Extracted information START
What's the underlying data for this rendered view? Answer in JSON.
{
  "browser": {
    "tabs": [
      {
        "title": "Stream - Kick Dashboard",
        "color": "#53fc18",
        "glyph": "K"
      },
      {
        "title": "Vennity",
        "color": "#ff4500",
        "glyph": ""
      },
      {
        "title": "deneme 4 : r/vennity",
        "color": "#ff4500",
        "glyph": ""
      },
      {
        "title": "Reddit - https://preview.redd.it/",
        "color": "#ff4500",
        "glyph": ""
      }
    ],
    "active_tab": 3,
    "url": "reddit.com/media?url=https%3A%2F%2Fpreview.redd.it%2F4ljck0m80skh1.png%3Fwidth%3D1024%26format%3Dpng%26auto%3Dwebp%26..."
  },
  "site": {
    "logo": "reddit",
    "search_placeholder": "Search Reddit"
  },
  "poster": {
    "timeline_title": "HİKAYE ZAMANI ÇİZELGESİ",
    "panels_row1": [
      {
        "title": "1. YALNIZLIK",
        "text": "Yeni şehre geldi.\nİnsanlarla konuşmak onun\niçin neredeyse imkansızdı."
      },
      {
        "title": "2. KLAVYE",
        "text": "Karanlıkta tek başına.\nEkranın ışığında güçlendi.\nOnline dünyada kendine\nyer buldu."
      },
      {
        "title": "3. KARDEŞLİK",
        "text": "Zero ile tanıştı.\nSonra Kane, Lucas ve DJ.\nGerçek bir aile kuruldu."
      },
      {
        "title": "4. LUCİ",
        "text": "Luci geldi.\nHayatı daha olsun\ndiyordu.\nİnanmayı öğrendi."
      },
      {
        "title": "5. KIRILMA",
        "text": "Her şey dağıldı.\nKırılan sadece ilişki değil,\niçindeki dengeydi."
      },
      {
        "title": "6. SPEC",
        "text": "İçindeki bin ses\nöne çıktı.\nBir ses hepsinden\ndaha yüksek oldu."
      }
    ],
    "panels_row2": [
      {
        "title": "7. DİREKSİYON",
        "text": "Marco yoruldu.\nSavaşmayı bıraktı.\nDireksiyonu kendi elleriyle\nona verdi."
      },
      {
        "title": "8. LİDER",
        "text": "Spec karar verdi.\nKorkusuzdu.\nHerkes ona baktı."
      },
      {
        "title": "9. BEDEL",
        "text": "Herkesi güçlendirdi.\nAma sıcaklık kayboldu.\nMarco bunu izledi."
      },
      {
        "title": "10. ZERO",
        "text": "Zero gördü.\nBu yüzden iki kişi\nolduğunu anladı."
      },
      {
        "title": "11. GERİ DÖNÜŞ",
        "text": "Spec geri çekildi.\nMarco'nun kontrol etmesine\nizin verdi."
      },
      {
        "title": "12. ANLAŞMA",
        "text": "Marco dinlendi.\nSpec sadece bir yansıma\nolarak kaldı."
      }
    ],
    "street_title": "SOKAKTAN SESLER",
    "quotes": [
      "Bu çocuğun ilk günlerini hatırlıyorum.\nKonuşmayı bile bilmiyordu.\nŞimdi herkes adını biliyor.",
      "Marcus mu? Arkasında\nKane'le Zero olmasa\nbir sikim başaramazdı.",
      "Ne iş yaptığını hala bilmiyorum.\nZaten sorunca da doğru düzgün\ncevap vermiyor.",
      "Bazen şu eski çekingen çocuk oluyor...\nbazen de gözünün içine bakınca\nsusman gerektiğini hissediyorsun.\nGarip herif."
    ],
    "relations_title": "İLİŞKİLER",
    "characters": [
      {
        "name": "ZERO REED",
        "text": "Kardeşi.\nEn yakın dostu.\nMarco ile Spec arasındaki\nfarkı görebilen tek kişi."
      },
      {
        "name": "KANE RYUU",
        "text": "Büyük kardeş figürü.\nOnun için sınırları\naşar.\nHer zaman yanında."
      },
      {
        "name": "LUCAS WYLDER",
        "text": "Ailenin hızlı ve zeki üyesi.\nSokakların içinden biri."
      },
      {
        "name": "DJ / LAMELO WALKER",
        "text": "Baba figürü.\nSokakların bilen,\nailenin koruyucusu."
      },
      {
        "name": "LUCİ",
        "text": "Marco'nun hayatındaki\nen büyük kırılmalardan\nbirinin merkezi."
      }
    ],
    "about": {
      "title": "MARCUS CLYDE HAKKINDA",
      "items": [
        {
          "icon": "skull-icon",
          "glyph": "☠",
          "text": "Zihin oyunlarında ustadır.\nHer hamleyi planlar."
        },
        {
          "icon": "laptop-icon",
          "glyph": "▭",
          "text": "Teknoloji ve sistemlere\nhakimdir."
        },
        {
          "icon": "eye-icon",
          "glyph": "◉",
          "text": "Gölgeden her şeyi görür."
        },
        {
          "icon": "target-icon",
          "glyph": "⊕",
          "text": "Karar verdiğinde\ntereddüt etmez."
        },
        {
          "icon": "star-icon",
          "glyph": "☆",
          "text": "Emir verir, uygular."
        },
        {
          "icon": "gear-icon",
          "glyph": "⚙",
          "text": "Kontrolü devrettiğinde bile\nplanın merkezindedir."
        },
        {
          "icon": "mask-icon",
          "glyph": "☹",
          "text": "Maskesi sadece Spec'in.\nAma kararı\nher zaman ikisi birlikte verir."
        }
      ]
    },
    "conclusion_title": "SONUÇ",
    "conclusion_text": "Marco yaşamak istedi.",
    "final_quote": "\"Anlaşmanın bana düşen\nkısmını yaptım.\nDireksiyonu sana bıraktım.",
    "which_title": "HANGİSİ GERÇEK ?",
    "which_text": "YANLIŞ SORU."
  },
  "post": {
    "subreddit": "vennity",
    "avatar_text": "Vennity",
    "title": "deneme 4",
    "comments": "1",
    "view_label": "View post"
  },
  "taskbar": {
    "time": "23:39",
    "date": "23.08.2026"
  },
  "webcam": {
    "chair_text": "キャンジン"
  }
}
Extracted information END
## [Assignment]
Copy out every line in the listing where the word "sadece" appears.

## [Response area]
        "text": "Her şey dağıldı.\nKırılan sadece ilişki değil,\niçindeki dengeydi."
        "text": "Marco dinlendi.\nSpec sadece bir yansıma\nolarak kaldı."
          "text": "Maskesi sadece Spec'in.\nAma kararı\nher zaman ikisi birlikte verir."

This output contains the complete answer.